I’ve seen people clean up pva glue in so many different ways – it seems like if even a small amount penetrates the wood, there will be some blotching during the finishing, especially if stain is involved. What’s the best technique? Let it sit and gel, or meticulously clean up with water? (soaking up water immediately with dry toilet paper seems to help keep the watery glue from soaking in… thanks! – Patrick
Patrick, what I like to do if using PVA glues is to get at least one coat of finish on the wood in order to saturate fibers and minimize the wood’s ability to soak up the glue. Alternatively, wetting the surface of the wood before glue application helps keep the glue from penetrating. When I use PVA glue, I wash with water immediately after assembly. I am not afraid of using a lot of water. Use enough water to not leave a wet edge because you want the entire surface of the piece to be soaked. By doing this, you will not have a line where glue-water ends and the clean wood starts. If you don’t get all glue off it will leave stains. By using a lot of water you will essentially dilute the glue in order to have a thin and uniform enough layer of glue that will not show up very much. However, I have never succeeded in getting all glue off in the first washing. I will wash, dry and wash again and I have not found that the water does any damage to the wood, and we use a lot of water. Wood doesn’t soak in water that deep. Make sure to wait until the next day to start finishing it (applying finish). This will give the piece time to dry out completely. It will make it a lot easier if you can completely finish the pieces before assembly if that is practical for that design.

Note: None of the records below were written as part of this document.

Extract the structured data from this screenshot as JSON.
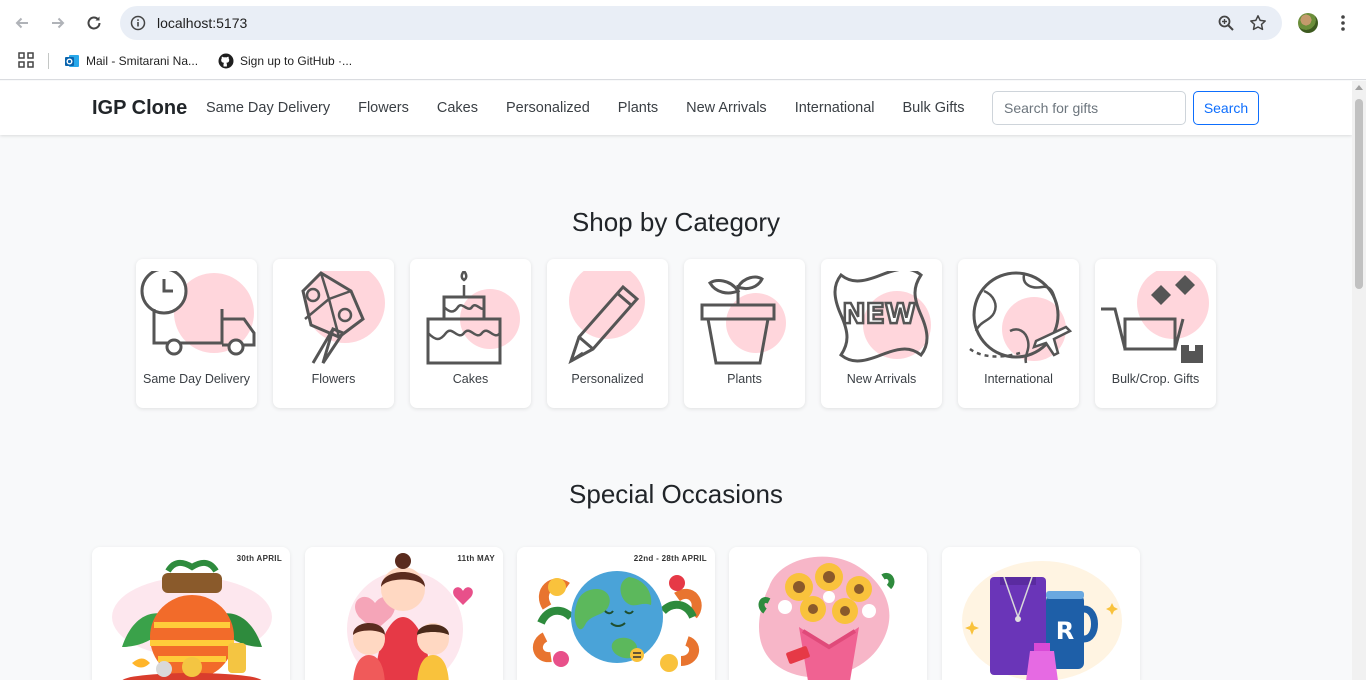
{
  "browser": {
    "url": "localhost:5173",
    "bookmarks": [
      {
        "label": "Mail - Smitarani Na...",
        "icon": "outlook-icon"
      },
      {
        "label": "Sign up to GitHub ·...",
        "icon": "github-icon"
      }
    ]
  },
  "navbar": {
    "brand": "IGP Clone",
    "links": [
      "Same Day Delivery",
      "Flowers",
      "Cakes",
      "Personalized",
      "Plants",
      "New Arrivals",
      "International",
      "Bulk Gifts"
    ],
    "search_placeholder": "Search for gifts",
    "search_button": "Search"
  },
  "categories": {
    "title": "Shop by Category",
    "items": [
      {
        "label": "Same Day Delivery",
        "icon": "delivery-truck-icon"
      },
      {
        "label": "Flowers",
        "icon": "bouquet-icon"
      },
      {
        "label": "Cakes",
        "icon": "cake-icon"
      },
      {
        "label": "Personalized",
        "icon": "pencil-icon"
      },
      {
        "label": "Plants",
        "icon": "plant-pot-icon"
      },
      {
        "label": "New Arrivals",
        "icon": "new-badge-icon"
      },
      {
        "label": "International",
        "icon": "globe-plane-icon"
      },
      {
        "label": "Bulk/Crop. Gifts",
        "icon": "gift-cart-icon"
      }
    ],
    "accent_color": "#ffd6dc"
  },
  "occasions": {
    "title": "Special Occasions",
    "items": [
      {
        "date": "30th APRIL",
        "image": "akshaya-tritiya-kalash"
      },
      {
        "date": "11th MAY",
        "image": "mothers-day"
      },
      {
        "date": "22nd - 28th APRIL",
        "image": "earth-day-globe"
      },
      {
        "date": "",
        "image": "sunflower-bouquet"
      },
      {
        "date": "",
        "image": "gift-bag-mug"
      }
    ]
  }
}
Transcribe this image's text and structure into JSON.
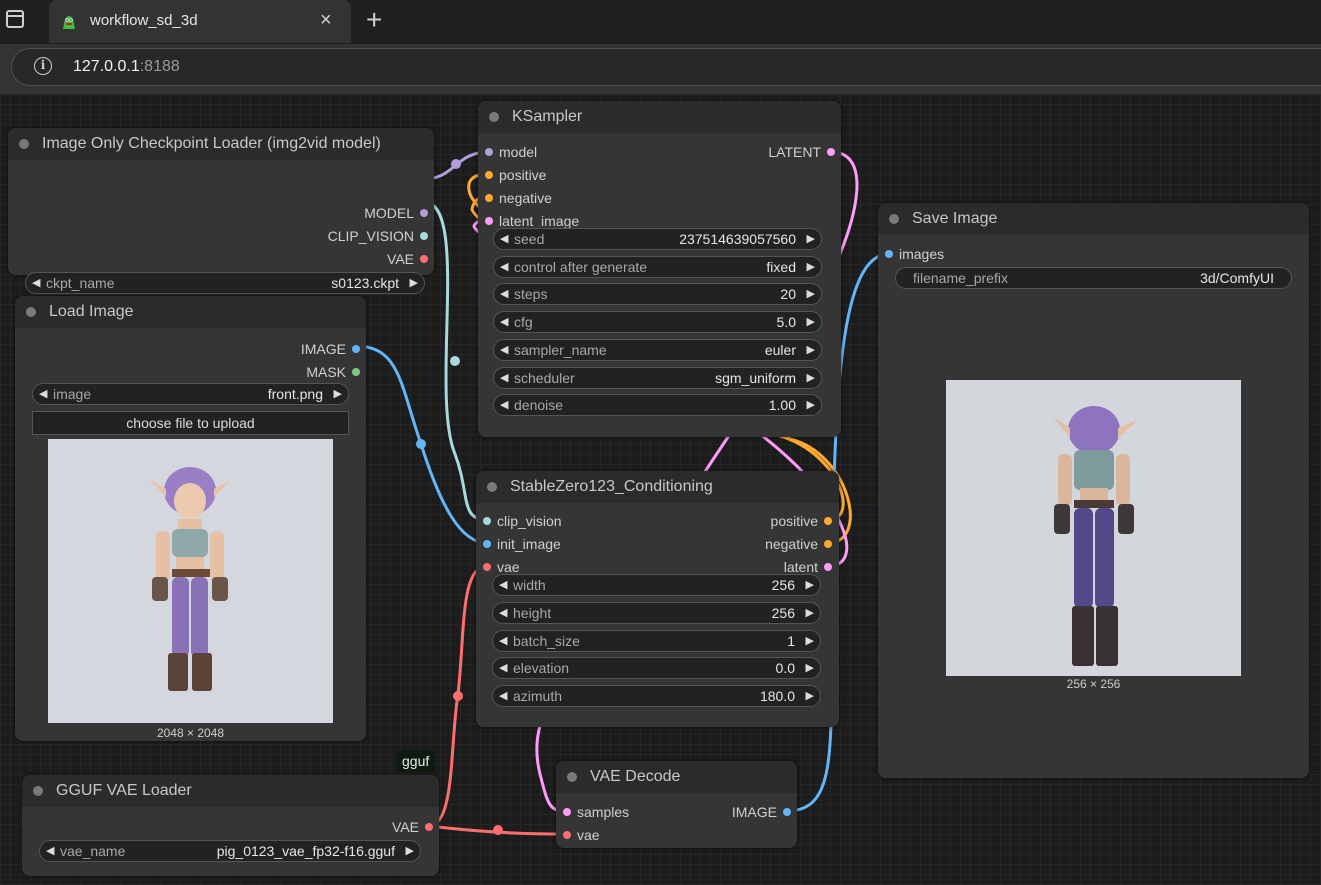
{
  "browser": {
    "tab_title": "workflow_sd_3d",
    "tab_close": "×",
    "new_tab": "+",
    "url_host": "127.0.0.1",
    "url_port": ":8188",
    "info_glyph": "i"
  },
  "colors": {
    "model": "#b39ddb",
    "clip_vision": "#a8dadc",
    "vae": "#ff6e6e",
    "image": "#64b5f6",
    "mask": "#81c784",
    "latent": "#ff9cf9",
    "conditioning": "#ffa931"
  },
  "nodes": {
    "checkpoint_loader": {
      "title": "Image Only Checkpoint Loader (img2vid model)",
      "outputs": [
        "MODEL",
        "CLIP_VISION",
        "VAE"
      ],
      "widgets": [
        {
          "label": "ckpt_name",
          "value": "s0123.ckpt"
        }
      ]
    },
    "load_image": {
      "title": "Load Image",
      "outputs": [
        "IMAGE",
        "MASK"
      ],
      "widgets": [
        {
          "label": "image",
          "value": "front.png"
        }
      ],
      "upload_button": "choose file to upload",
      "image_size": "2048 × 2048"
    },
    "ksampler": {
      "title": "KSampler",
      "inputs": [
        "model",
        "positive",
        "negative",
        "latent_image"
      ],
      "outputs": [
        "LATENT"
      ],
      "widgets": [
        {
          "label": "seed",
          "value": "237514639057560"
        },
        {
          "label": "control after generate",
          "value": "fixed"
        },
        {
          "label": "steps",
          "value": "20"
        },
        {
          "label": "cfg",
          "value": "5.0"
        },
        {
          "label": "sampler_name",
          "value": "euler"
        },
        {
          "label": "scheduler",
          "value": "sgm_uniform"
        },
        {
          "label": "denoise",
          "value": "1.00"
        }
      ]
    },
    "stable_zero123": {
      "title": "StableZero123_Conditioning",
      "inputs": [
        "clip_vision",
        "init_image",
        "vae"
      ],
      "outputs": [
        "positive",
        "negative",
        "latent"
      ],
      "widgets": [
        {
          "label": "width",
          "value": "256"
        },
        {
          "label": "height",
          "value": "256"
        },
        {
          "label": "batch_size",
          "value": "1"
        },
        {
          "label": "elevation",
          "value": "0.0"
        },
        {
          "label": "azimuth",
          "value": "180.0"
        }
      ]
    },
    "save_image": {
      "title": "Save Image",
      "inputs": [
        "images"
      ],
      "widgets": [
        {
          "label": "filename_prefix",
          "value": "3d/ComfyUI"
        }
      ],
      "image_size": "256 × 256"
    },
    "gguf_vae_loader": {
      "badge": "gguf",
      "title": "GGUF VAE Loader",
      "outputs": [
        "VAE"
      ],
      "widgets": [
        {
          "label": "vae_name",
          "value": "pig_0123_vae_fp32-f16.gguf"
        }
      ]
    },
    "vae_decode": {
      "title": "VAE Decode",
      "inputs": [
        "samples",
        "vae"
      ],
      "outputs": [
        "IMAGE"
      ]
    }
  }
}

I actually use to do that with all my chairs. In fact, I would do the final coat of wax on the parts before I even drilled holes for the legs. That is a bit risky but the glue just fell off. I had no issue with glue staining at all. How I did this was kind of extreme and actually proved to be more time-consuming. Attempting to handle all the parts carefully through several applications of finish proved to be tricky. Applying some finish, at least one coat is a big help.